BEGIN

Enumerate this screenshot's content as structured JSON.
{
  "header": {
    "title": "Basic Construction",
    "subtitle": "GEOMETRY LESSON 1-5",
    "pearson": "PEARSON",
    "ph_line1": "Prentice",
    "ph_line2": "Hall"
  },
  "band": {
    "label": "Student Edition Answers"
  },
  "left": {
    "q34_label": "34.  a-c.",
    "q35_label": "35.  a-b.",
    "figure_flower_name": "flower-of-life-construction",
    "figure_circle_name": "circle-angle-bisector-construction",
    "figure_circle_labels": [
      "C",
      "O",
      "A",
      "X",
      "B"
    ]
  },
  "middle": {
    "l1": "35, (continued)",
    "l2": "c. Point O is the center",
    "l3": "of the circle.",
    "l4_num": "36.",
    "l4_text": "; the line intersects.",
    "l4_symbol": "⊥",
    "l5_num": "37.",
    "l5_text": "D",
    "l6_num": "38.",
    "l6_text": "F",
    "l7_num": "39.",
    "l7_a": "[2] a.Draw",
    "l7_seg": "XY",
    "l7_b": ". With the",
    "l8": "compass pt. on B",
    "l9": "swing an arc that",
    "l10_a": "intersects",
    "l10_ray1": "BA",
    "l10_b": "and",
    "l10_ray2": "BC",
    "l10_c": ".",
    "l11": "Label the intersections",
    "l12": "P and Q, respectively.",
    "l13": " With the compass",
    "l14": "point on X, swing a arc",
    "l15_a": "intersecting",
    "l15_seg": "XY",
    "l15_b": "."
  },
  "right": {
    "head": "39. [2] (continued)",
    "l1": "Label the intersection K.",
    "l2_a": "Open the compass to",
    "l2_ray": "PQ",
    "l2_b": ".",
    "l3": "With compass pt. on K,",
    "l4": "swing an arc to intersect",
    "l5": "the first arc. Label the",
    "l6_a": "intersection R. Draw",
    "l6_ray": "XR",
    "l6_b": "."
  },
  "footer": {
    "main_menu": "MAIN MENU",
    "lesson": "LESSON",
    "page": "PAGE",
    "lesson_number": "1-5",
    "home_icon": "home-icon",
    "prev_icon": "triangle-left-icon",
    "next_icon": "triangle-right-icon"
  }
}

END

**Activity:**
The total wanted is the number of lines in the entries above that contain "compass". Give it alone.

**Exercise answer:**
4